Approaches To Writing
We aim to develop the children’s ability to produce well structured, detailed writing in which the meaning is made clear and which engages the interest of the reader. Attention is paid throughout the school to the formal structures of English, grammatical detail, punctuation and spelling. To support our teaching of writing we use APP criteria and moderate this with the Ros Wilson criteria. Teachers model writing strategies and the use of phonics and spelling strategies in shared writing sessions.
Guided writing sessions are used to target specific needs of both groups and individuals, whilst children have opportunities to write at length in extended independent writing sessions at the end of each unit.
Furthermore, the school promotes the ‘Big Write’ assessment procedures that inspire children to write at length.

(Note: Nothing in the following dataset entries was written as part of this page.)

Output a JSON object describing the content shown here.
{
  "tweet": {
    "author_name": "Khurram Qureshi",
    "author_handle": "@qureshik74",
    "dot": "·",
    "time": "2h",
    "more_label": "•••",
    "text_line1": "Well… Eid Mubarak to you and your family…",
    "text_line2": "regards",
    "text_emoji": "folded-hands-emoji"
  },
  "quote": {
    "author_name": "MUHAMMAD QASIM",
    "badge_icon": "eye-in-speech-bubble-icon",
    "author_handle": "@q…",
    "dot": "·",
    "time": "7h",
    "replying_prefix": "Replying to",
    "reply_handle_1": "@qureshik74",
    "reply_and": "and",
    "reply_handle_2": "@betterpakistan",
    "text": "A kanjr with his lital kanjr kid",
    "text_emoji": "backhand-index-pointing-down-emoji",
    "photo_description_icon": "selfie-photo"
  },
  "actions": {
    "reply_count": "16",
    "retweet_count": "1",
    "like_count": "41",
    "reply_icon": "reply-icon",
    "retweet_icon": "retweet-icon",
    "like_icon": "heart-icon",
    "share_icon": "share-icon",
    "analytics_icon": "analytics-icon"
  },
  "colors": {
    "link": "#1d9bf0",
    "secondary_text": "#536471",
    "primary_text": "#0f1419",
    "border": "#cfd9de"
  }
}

The children are given frequent opportunities in school to write in different contexts using quality texts as a model and for a variety of purposes and audiences. There are many opportunities for children to improve their writing inspired by drama techniques and film clips. They may be asked to produce their writing on their own or as part of group. Children will also be given the opportunity to use ICT for their writing. We utilise a cursive handwriting scheme in school to help children develop fluent, clear and legible joined up writing. Children work hard to achieve a pen licence in Year 3 and 4, this encourages them to take care in their presentation and pride in their work.
Cross-Curricular Literacy Opportunities

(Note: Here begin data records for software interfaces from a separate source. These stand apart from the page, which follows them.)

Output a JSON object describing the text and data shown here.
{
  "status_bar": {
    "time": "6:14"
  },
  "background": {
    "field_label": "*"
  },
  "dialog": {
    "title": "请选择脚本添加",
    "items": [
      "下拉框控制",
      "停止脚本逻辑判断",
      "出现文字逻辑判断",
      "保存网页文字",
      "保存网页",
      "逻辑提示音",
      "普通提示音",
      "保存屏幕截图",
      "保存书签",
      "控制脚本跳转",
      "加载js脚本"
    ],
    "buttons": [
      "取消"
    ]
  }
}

Teachers will seek to take advantage of opportunities to make cross-curricular links. They will plan for pupils to practise and apply the skills, knowledge and understanding acquired through literacy lessons to other areas of the curriculum, with a particular focus in our school of writing through all subject areas where the same standard of writing is expected as seen in Literacy books.
The Use Of ICT

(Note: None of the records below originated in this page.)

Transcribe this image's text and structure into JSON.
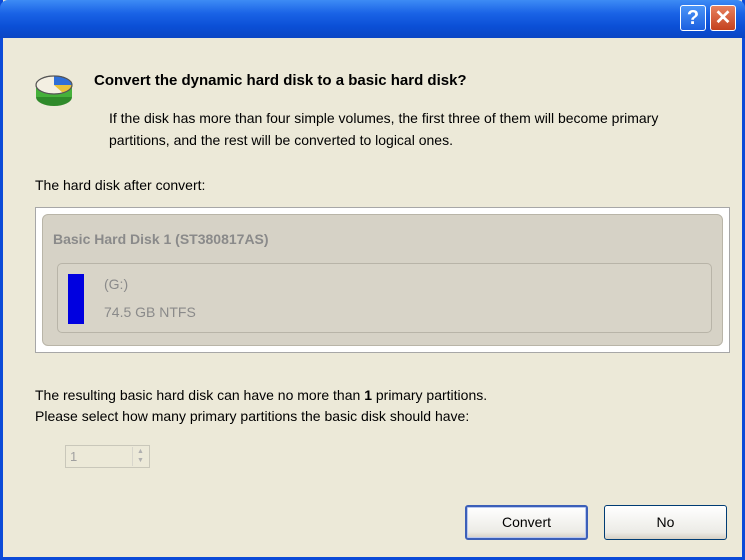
{
  "titlebar": {
    "help_label": "?",
    "close_label": "✕"
  },
  "header": {
    "icon": "disk-icon",
    "title": "Convert the dynamic hard disk to a basic hard disk?",
    "description": "If the disk has more than four simple volumes, the first three of them will become primary partitions, and the rest will be converted to logical ones."
  },
  "disk_section": {
    "label": "The hard disk after convert:",
    "disk_name": "Basic Hard Disk 1 (ST380817AS)",
    "partition": {
      "letter": "(G:)",
      "info": "74.5 GB NTFS",
      "color": "#0000e0"
    }
  },
  "note": {
    "line1_prefix": "The resulting basic hard disk can have no more than ",
    "line1_count": "1",
    "line1_suffix": " primary partitions.",
    "line2": "Please select how many primary partitions the basic disk should have:"
  },
  "spinner": {
    "value": "1"
  },
  "buttons": {
    "convert": "Convert",
    "no": "No"
  }
}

We recognise the important role ICT has to play in our school in the development of Literacy skills. ICT is used on a daily basis to enhance the teaching of literacy and to give all children the opportunity to experience, read and write multimodal texts and develop visual literacy. The use of ICT is cross – curricular.
Assessment And Target Setting
Work will be assessed in line with the Assessment Policy.
Feedback marking is utilised to identify next steps. Peer marking is also used further up the school to develop children’s evaluative skills.
We aim to provide for all children so that they achieve as highly as they can in English according to their individual abilities. We will identify which pupils or groups of pupils are under-achieving and take steps to improve their attainment. Gifted children will be identified and suitable learning challenges provided.
Hartpury has universal ambitions for every child, whatever their background or circumstances. Children learn and thrive when they are healthy, safe and engaged.
Our curriculum includes a wide range of texts and other resources which represent the diversity and backgrounds of all our children.
Role Of Subject Leader
The Subject Leader is responsible for improving the standards of teaching and learning in Literacy through:
- monitoring and evaluating Literacy:-
- pupil progress
- provision of Literacy
- the quality of the Learning Environment,
- taking the lead in policy development,
- auditing and supporting colleagues in their CPD,
- purchasing and organising resources,
- keeping up to date with recent Literacy developments.
We aim to involve parents directly in the life of the school, and thus in the development of children’s skills, knowledge and understanding in English. Parents are involved in hearing children read, and are encouraged to discuss books with them.
There are opportunities each term when parents can discuss their children’s progress with their teacher. Termly curriculum letters provide information about the English curriculum and how parents can support their children. They also emphasise the importance of reading. Parents are encouraged to read both with and to their children at home in order to promote reading. Parents are welcomed into school to support reading in the classroom.